=== WORKING DATA ===
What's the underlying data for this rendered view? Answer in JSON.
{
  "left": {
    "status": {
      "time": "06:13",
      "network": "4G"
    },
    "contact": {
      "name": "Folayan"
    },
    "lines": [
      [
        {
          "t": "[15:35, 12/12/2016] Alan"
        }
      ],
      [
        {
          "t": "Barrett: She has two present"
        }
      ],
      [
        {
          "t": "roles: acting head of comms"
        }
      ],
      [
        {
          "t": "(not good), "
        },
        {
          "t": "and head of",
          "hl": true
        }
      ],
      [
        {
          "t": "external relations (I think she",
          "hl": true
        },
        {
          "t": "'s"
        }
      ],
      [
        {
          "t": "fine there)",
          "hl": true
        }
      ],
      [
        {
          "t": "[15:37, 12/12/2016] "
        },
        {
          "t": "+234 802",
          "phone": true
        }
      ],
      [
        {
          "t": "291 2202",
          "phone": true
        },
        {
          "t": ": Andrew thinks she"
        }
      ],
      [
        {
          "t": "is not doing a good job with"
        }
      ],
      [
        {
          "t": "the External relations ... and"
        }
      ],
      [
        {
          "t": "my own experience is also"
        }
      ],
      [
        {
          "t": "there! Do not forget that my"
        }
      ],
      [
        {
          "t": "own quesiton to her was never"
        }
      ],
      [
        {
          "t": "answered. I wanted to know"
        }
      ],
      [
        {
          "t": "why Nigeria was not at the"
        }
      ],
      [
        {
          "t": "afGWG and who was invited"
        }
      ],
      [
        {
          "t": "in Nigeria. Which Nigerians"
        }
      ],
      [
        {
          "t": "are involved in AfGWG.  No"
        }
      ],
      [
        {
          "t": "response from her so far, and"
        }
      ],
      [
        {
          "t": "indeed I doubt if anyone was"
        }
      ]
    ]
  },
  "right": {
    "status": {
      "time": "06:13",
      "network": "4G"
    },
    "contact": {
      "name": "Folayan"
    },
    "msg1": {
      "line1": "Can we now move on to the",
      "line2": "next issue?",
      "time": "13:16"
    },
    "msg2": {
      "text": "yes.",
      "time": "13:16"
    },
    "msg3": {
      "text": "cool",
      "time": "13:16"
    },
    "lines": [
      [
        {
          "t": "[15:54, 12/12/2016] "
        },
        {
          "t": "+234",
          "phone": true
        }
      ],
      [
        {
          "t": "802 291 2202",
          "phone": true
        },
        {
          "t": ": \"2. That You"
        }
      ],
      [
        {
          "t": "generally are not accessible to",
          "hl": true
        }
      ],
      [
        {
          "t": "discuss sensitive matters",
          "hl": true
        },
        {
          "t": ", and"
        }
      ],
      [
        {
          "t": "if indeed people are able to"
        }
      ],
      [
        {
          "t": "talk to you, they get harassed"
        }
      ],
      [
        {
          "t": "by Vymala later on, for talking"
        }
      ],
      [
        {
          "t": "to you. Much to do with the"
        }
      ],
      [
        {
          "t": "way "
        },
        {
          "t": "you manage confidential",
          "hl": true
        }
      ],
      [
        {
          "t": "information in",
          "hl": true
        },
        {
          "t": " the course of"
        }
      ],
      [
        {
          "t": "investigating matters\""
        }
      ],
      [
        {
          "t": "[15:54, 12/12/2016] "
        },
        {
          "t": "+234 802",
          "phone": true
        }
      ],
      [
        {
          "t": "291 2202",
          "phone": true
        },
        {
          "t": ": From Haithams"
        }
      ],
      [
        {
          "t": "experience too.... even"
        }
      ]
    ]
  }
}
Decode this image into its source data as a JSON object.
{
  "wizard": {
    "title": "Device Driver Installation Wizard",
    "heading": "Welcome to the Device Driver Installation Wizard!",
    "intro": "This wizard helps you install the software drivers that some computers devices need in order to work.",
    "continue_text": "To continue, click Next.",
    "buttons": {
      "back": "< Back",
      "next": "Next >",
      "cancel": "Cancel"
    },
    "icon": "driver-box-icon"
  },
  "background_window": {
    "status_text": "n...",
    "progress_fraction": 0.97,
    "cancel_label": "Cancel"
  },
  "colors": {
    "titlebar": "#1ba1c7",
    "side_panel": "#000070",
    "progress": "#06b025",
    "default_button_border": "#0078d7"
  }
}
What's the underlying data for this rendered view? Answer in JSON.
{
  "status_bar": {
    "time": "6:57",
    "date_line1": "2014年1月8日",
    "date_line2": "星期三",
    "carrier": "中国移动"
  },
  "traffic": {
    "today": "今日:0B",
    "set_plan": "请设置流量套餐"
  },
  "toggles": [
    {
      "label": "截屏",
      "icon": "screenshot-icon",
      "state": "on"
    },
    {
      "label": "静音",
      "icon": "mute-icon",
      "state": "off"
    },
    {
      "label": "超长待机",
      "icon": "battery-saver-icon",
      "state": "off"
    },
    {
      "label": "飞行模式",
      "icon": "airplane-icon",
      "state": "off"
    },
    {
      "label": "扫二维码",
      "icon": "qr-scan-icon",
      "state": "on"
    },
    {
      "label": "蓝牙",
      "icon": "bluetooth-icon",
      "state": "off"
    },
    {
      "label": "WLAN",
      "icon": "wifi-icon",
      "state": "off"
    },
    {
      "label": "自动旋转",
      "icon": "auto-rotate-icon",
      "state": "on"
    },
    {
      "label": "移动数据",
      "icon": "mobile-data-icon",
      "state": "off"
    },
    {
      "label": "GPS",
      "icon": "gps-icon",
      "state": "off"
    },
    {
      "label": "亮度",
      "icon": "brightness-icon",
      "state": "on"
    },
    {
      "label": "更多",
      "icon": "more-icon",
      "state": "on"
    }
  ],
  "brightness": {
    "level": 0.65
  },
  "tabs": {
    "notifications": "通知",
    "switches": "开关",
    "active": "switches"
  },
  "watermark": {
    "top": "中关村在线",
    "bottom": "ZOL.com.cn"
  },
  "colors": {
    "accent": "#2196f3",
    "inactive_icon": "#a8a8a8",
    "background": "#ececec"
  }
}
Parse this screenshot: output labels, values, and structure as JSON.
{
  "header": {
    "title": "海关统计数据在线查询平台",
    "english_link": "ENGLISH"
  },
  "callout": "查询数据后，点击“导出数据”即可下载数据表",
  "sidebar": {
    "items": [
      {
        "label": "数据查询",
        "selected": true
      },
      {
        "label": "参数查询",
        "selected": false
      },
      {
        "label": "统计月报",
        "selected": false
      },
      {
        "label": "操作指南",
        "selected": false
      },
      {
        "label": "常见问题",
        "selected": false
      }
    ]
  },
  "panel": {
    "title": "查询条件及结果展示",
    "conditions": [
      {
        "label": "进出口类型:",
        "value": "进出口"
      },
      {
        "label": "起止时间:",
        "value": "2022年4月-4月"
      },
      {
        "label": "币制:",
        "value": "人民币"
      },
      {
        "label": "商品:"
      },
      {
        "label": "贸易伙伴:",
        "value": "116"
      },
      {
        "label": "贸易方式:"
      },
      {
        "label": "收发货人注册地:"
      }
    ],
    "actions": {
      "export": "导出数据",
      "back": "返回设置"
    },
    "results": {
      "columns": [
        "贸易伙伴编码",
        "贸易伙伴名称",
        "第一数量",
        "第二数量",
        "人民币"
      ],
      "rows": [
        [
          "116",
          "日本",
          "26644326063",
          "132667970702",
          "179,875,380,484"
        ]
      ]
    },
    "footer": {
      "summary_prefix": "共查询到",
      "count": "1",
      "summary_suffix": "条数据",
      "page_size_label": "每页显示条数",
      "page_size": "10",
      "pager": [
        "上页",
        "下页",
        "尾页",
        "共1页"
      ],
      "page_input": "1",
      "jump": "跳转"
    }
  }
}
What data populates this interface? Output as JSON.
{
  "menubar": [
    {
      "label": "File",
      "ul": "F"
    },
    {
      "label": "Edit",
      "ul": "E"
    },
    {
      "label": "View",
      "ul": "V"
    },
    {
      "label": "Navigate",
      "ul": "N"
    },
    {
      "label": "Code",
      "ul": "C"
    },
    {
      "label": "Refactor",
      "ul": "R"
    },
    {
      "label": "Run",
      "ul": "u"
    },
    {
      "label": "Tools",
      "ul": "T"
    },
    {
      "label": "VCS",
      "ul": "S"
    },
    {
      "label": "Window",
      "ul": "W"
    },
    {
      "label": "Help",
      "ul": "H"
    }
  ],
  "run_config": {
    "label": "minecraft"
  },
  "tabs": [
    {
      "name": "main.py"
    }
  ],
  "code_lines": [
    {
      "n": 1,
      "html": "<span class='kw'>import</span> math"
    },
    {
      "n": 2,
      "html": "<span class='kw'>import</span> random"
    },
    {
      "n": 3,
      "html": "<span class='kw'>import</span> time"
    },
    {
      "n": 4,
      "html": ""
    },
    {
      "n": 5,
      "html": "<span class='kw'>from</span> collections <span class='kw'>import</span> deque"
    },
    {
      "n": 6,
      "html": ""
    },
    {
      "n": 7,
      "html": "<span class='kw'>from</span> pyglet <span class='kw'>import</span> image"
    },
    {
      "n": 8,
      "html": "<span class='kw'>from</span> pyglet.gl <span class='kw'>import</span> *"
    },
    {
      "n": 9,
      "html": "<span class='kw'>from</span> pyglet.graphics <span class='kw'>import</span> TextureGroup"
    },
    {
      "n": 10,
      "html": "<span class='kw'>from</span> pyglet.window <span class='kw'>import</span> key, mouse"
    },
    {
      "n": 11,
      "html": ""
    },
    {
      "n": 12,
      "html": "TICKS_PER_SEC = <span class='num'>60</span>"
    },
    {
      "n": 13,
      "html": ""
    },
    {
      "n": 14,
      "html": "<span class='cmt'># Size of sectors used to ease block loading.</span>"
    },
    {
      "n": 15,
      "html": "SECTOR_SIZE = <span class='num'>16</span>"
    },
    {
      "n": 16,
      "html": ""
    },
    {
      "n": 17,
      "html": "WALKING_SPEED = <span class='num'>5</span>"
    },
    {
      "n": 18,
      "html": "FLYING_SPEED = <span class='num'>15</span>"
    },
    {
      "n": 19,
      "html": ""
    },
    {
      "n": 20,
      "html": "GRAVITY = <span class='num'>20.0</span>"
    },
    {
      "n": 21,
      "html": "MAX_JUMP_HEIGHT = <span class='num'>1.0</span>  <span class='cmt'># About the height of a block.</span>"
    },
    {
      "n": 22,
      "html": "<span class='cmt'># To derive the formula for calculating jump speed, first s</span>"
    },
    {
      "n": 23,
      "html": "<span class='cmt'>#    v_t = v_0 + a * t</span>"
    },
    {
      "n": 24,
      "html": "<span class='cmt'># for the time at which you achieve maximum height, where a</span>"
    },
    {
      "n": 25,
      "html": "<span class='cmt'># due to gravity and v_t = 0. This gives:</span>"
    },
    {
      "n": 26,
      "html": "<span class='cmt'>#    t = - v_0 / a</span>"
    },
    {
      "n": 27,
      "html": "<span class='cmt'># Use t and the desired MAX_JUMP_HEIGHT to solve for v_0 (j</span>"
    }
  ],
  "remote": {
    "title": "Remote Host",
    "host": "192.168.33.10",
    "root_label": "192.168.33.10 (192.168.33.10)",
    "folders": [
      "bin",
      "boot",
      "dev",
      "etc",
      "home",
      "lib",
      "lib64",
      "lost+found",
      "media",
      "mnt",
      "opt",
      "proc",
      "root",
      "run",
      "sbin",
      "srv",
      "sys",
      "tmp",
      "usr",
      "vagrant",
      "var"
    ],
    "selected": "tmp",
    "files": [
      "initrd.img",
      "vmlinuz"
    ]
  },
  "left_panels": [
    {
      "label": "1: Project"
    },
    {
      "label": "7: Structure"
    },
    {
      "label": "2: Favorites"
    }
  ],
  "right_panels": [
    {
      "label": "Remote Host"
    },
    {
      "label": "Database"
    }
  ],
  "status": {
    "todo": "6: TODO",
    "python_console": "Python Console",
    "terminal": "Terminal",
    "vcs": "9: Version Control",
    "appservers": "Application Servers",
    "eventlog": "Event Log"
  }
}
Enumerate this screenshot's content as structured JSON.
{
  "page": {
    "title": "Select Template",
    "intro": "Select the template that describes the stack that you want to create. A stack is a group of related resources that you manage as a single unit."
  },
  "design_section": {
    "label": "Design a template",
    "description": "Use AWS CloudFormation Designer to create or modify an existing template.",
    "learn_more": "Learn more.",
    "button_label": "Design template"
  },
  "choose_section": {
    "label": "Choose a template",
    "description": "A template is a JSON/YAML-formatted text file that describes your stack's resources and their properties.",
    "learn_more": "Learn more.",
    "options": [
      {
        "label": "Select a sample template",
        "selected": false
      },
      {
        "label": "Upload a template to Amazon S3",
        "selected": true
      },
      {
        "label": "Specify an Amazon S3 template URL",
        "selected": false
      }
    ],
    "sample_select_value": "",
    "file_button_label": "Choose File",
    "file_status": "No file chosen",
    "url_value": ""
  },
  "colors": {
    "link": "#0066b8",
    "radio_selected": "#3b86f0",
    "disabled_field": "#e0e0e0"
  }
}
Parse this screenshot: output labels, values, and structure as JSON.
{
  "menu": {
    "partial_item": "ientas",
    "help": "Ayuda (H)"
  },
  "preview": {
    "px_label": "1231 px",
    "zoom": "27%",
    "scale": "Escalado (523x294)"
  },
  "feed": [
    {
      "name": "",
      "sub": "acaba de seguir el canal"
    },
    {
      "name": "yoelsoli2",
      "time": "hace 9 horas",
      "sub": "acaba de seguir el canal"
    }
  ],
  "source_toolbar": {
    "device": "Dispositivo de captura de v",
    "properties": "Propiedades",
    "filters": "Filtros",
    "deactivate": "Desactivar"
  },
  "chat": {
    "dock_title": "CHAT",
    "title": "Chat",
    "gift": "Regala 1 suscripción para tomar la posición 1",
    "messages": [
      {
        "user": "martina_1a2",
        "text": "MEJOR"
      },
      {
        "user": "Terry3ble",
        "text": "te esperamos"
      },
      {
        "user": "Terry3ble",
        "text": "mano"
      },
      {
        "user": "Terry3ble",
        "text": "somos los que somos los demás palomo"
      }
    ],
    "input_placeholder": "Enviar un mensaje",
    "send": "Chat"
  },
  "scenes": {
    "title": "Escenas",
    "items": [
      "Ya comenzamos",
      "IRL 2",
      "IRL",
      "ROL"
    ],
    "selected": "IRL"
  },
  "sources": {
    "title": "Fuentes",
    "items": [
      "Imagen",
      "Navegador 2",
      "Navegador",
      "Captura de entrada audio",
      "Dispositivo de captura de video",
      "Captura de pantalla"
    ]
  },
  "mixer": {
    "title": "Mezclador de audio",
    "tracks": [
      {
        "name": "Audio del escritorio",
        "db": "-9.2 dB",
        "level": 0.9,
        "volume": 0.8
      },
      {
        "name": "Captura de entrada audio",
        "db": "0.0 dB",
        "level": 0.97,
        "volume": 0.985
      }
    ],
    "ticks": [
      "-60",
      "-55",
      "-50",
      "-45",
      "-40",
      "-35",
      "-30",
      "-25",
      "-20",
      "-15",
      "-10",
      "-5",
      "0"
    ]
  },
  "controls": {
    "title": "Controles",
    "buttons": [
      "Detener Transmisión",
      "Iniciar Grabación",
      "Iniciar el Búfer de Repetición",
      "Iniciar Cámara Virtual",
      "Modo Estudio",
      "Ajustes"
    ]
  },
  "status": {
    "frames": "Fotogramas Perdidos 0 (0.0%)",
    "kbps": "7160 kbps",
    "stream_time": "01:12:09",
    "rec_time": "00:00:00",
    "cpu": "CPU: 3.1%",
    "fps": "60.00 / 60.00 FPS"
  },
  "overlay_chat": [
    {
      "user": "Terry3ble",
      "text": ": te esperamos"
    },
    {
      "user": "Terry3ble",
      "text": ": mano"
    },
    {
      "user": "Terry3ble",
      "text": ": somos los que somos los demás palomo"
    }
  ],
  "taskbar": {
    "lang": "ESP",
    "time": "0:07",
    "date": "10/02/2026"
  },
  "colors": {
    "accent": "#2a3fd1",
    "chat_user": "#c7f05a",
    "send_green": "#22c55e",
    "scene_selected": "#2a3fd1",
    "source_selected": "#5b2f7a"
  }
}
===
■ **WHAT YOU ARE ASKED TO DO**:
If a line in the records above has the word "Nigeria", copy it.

■ **RESULT OF THIS TASK**:
          "t": "why Nigeria was not at the"
          "t": "in Nigeria. Which Nigerians"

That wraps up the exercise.